> **Website and app data records**
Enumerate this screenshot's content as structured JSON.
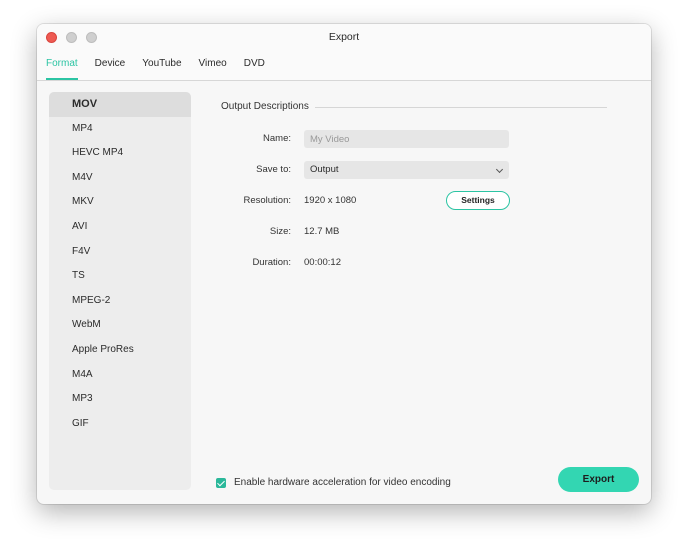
{
  "window": {
    "title": "Export"
  },
  "tabs": [
    {
      "label": "Format",
      "active": true
    },
    {
      "label": "Device"
    },
    {
      "label": "YouTube"
    },
    {
      "label": "Vimeo"
    },
    {
      "label": "DVD"
    }
  ],
  "formats": {
    "selected": "MOV",
    "items": [
      "MOV",
      "MP4",
      "HEVC MP4",
      "M4V",
      "MKV",
      "AVI",
      "F4V",
      "TS",
      "MPEG-2",
      "WebM",
      "Apple ProRes",
      "M4A",
      "MP3",
      "GIF"
    ]
  },
  "output": {
    "section_title": "Output Descriptions",
    "name_label": "Name:",
    "name_placeholder": "My Video",
    "save_to_label": "Save to:",
    "save_to_value": "Output",
    "resolution_label": "Resolution:",
    "resolution_value": "1920 x 1080",
    "settings_label": "Settings",
    "size_label": "Size:",
    "size_value": "12.7 MB",
    "duration_label": "Duration:",
    "duration_value": "00:00:12"
  },
  "hardware_accel": {
    "label": "Enable hardware acceleration for video encoding",
    "checked": true
  },
  "export_label": "Export",
  "colors": {
    "accent": "#2bc4a3",
    "export_button": "#33d6b2",
    "close": "#ee5a52"
  }
}
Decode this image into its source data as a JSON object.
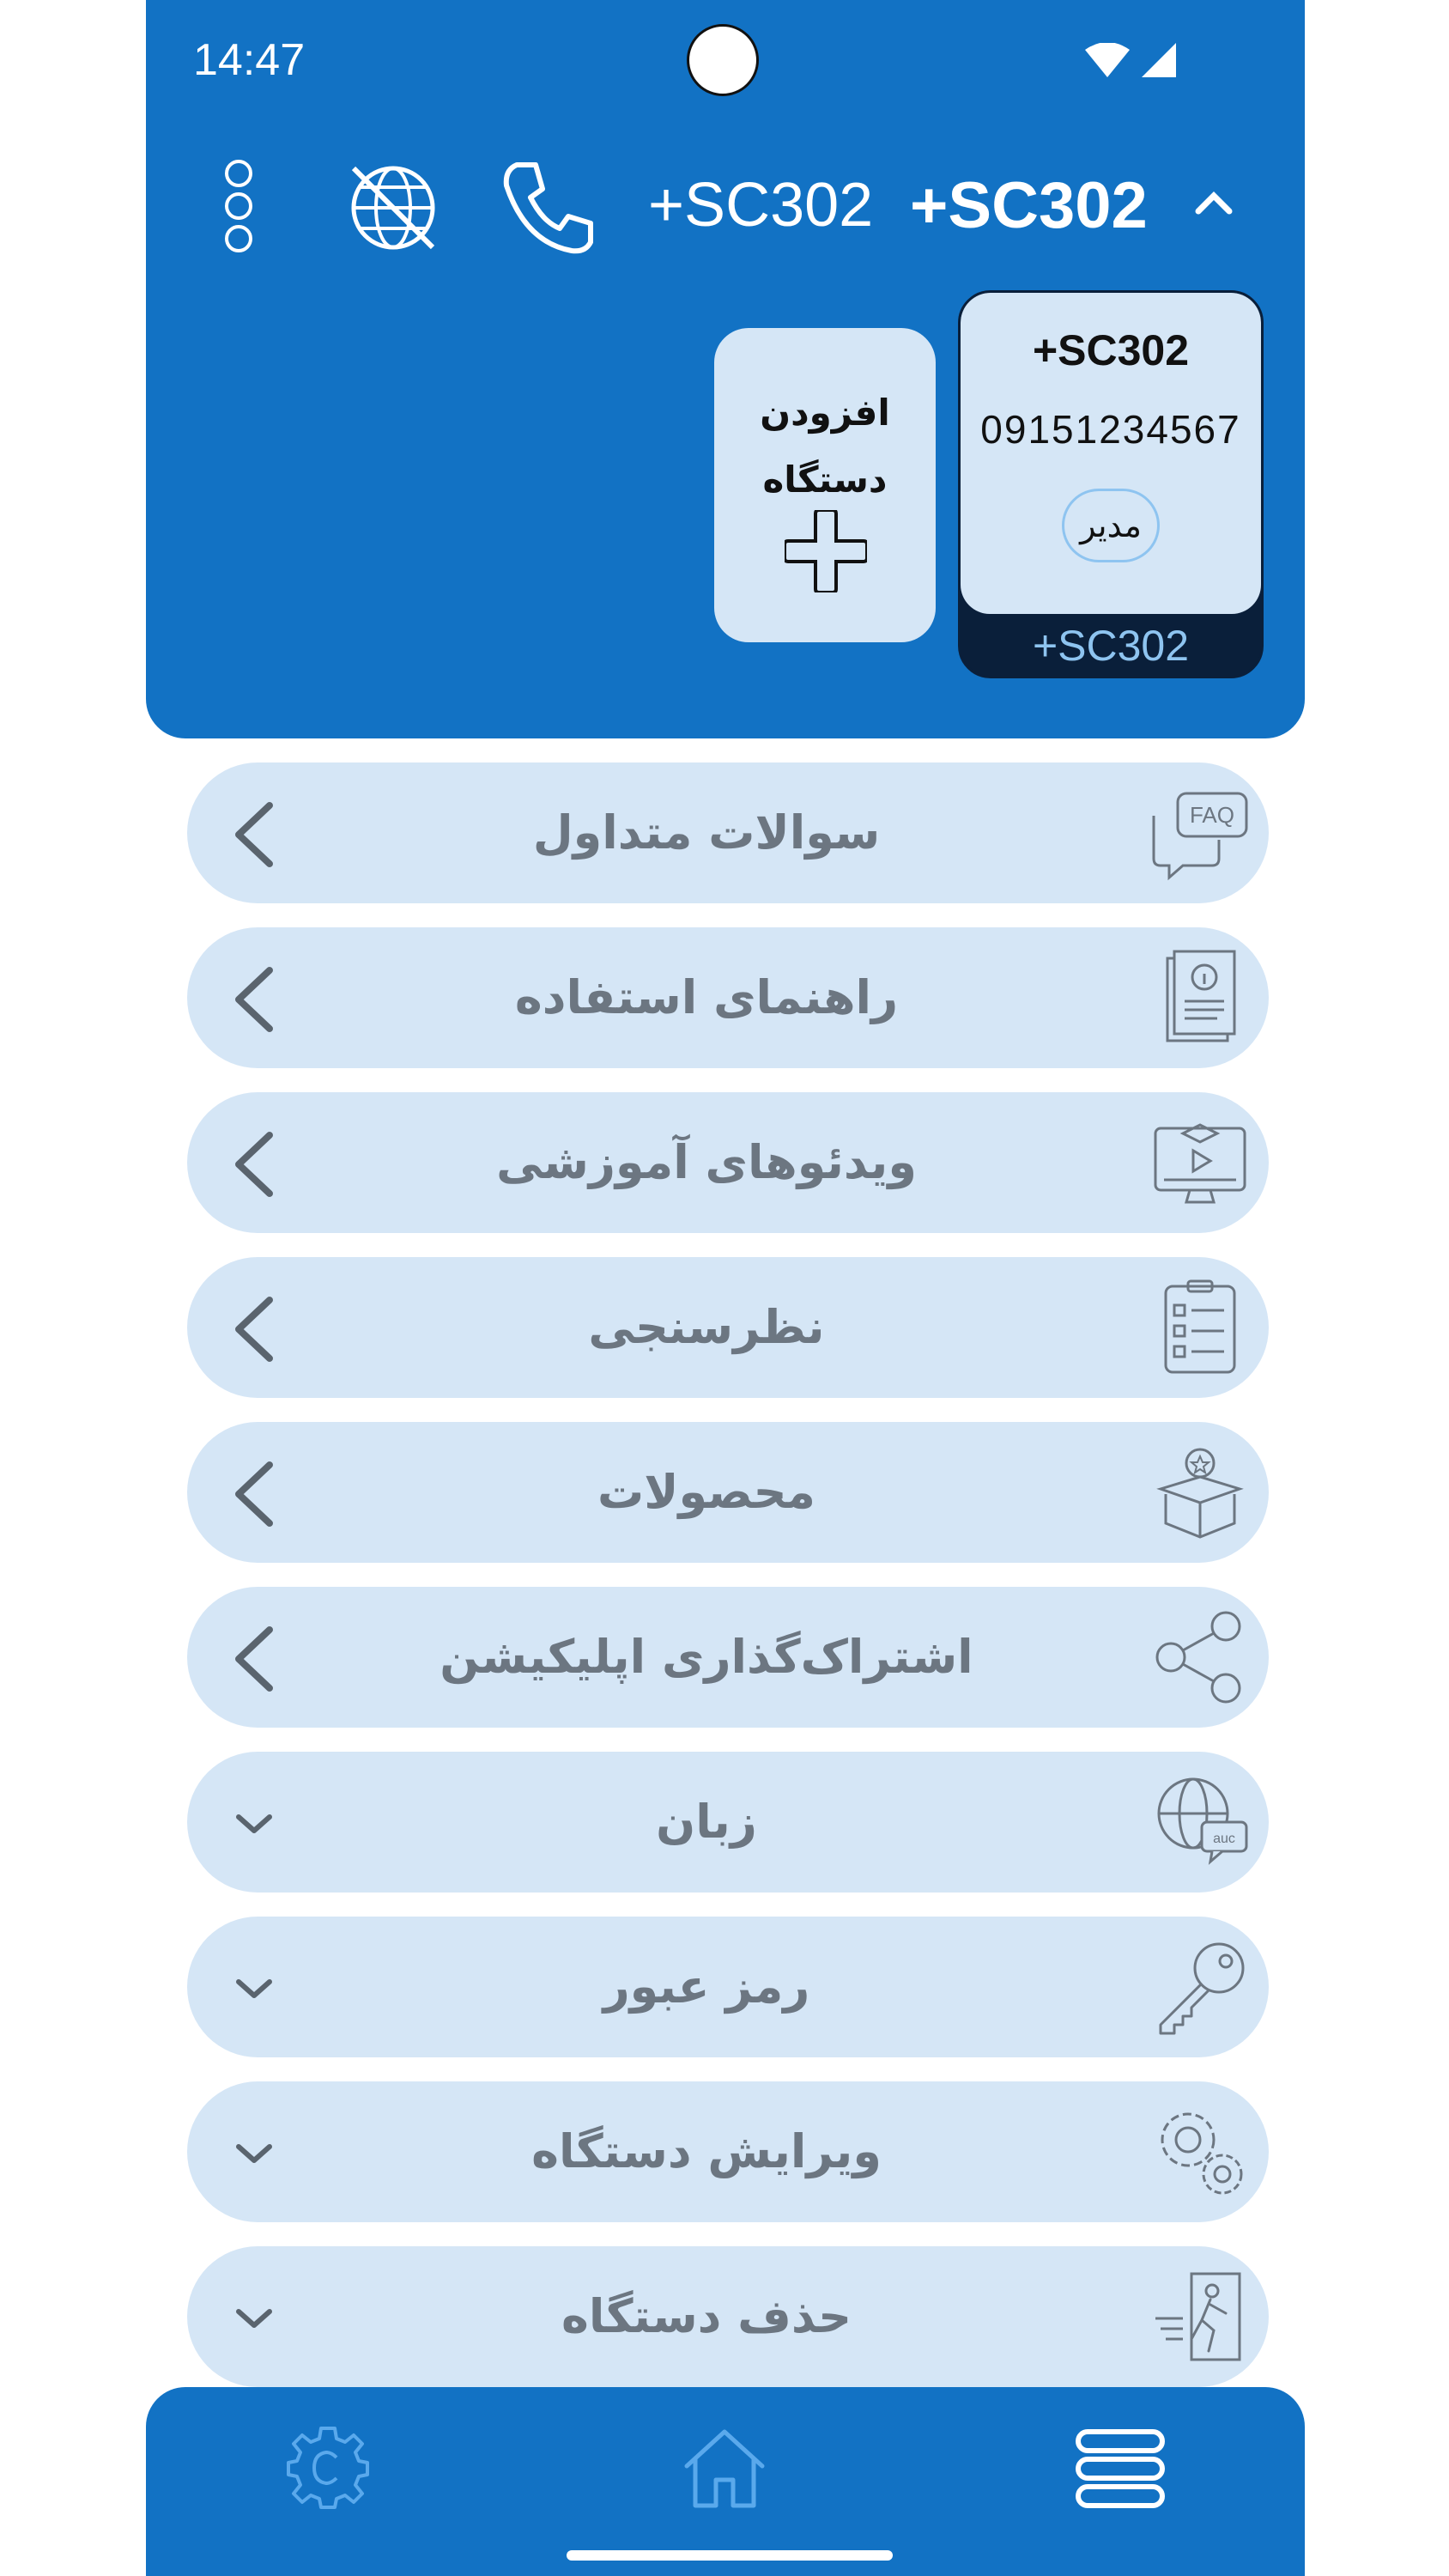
{
  "status_bar": {
    "time": "14:47"
  },
  "header": {
    "device_title_normal": "+SC302",
    "device_title_bold": "+SC302"
  },
  "add_device": {
    "label_line1": "افزودن",
    "label_line2": "دستگاه"
  },
  "device_card": {
    "name": "+SC302",
    "phone": "09151234567",
    "role": "مدیر",
    "footer": "+SC302"
  },
  "menu": {
    "items": [
      {
        "label": "سوالات متداول",
        "icon": "faq-icon",
        "indicator": "chevron-left"
      },
      {
        "label": "راهنمای استفاده",
        "icon": "guide-document-icon",
        "indicator": "chevron-left"
      },
      {
        "label": "ویدئوهای آموزشی",
        "icon": "video-tutorial-icon",
        "indicator": "chevron-left"
      },
      {
        "label": "نظرسنجی",
        "icon": "survey-checklist-icon",
        "indicator": "chevron-left"
      },
      {
        "label": "محصولات",
        "icon": "product-box-icon",
        "indicator": "chevron-left"
      },
      {
        "label": "اشتراک‌گذاری اپلیکیشن",
        "icon": "share-icon",
        "indicator": "chevron-left"
      },
      {
        "label": "زبان",
        "icon": "language-globe-icon",
        "indicator": "chevron-down"
      },
      {
        "label": "رمز عبور",
        "icon": "key-icon",
        "indicator": "chevron-down"
      },
      {
        "label": "ویرایش دستگاه",
        "icon": "gears-icon",
        "indicator": "chevron-down"
      },
      {
        "label": "حذف دستگاه",
        "icon": "exit-door-icon",
        "indicator": "chevron-down"
      }
    ]
  },
  "bottom_nav": {
    "items": [
      {
        "icon": "settings-gear-icon",
        "active": false
      },
      {
        "icon": "home-icon",
        "active": false
      },
      {
        "icon": "menu-stack-icon",
        "active": true
      }
    ]
  },
  "colors": {
    "primary": "#1272c4",
    "card_bg": "#d5e6f6",
    "dark": "#0a1f3a",
    "menu_text": "#6c7681",
    "accent_light": "#8ec4f0"
  }
}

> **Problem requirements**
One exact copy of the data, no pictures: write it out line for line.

> **The answer**
Enumerate this screenshot's content as structured JSON.
{
  "window": {
    "title": "Export"
  },
  "tabs": [
    {
      "label": "Format",
      "active": true
    },
    {
      "label": "Device"
    },
    {
      "label": "YouTube"
    },
    {
      "label": "Vimeo"
    },
    {
      "label": "DVD"
    }
  ],
  "formats": {
    "selected": "MOV",
    "items": [
      "MOV",
      "MP4",
      "HEVC MP4",
      "M4V",
      "MKV",
      "AVI",
      "F4V",
      "TS",
      "MPEG-2",
      "WebM",
      "Apple ProRes",
      "M4A",
      "MP3",
      "GIF"
    ]
  },
  "output": {
    "section_title": "Output Descriptions",
    "name_label": "Name:",
    "name_placeholder": "My Video",
    "save_to_label": "Save to:",
    "save_to_value": "Output",
    "resolution_label": "Resolution:",
    "resolution_value": "1920 x 1080",
    "settings_label": "Settings",
    "size_label": "Size:",
    "size_value": "12.7 MB",
    "duration_label": "Duration:",
    "duration_value": "00:00:12"
  },
  "hardware_accel": {
    "label": "Enable hardware acceleration for video encoding",
    "checked": true
  },
  "export_label": "Export",
  "colors": {
    "accent": "#2bc4a3",
    "export_button": "#33d6b2",
    "close": "#ee5a52"
  }
}
Decode this image into its source data as a JSON object.
{
  "status_bar": {
    "time": "14:47"
  },
  "header": {
    "device_title_normal": "+SC302",
    "device_title_bold": "+SC302"
  },
  "add_device": {
    "label_line1": "افزودن",
    "label_line2": "دستگاه"
  },
  "device_card": {
    "name": "+SC302",
    "phone": "09151234567",
    "role": "مدیر",
    "footer": "+SC302"
  },
  "menu": {
    "items": [
      {
        "label": "سوالات متداول",
        "icon": "faq-icon",
        "indicator": "chevron-left"
      },
      {
        "label": "راهنمای استفاده",
        "icon": "guide-document-icon",
        "indicator": "chevron-left"
      },
      {
        "label": "ویدئوهای آموزشی",
        "icon": "video-tutorial-icon",
        "indicator": "chevron-left"
      },
      {
        "label": "نظرسنجی",
        "icon": "survey-checklist-icon",
        "indicator": "chevron-left"
      },
      {
        "label": "محصولات",
        "icon": "product-box-icon",
        "indicator": "chevron-left"
      },
      {
        "label": "اشتراک‌گذاری اپلیکیشن",
        "icon": "share-icon",
        "indicator": "chevron-left"
      },
      {
        "label": "زبان",
        "icon": "language-globe-icon",
        "indicator": "chevron-down"
      },
      {
        "label": "رمز عبور",
        "icon": "key-icon",
        "indicator": "chevron-down"
      },
      {
        "label": "ویرایش دستگاه",
        "icon": "gears-icon",
        "indicator": "chevron-down"
      },
      {
        "label": "حذف دستگاه",
        "icon": "exit-door-icon",
        "indicator": "chevron-down"
      }
    ]
  },
  "bottom_nav": {
    "items": [
      {
        "icon": "settings-gear-icon",
        "active": false
      },
      {
        "icon": "home-icon",
        "active": false
      },
      {
        "icon": "menu-stack-icon",
        "active": true
      }
    ]
  },
  "colors": {
    "primary": "#1272c4",
    "card_bg": "#d5e6f6",
    "dark": "#0a1f3a",
    "menu_text": "#6c7681",
    "accent_light": "#8ec4f0"
  }
}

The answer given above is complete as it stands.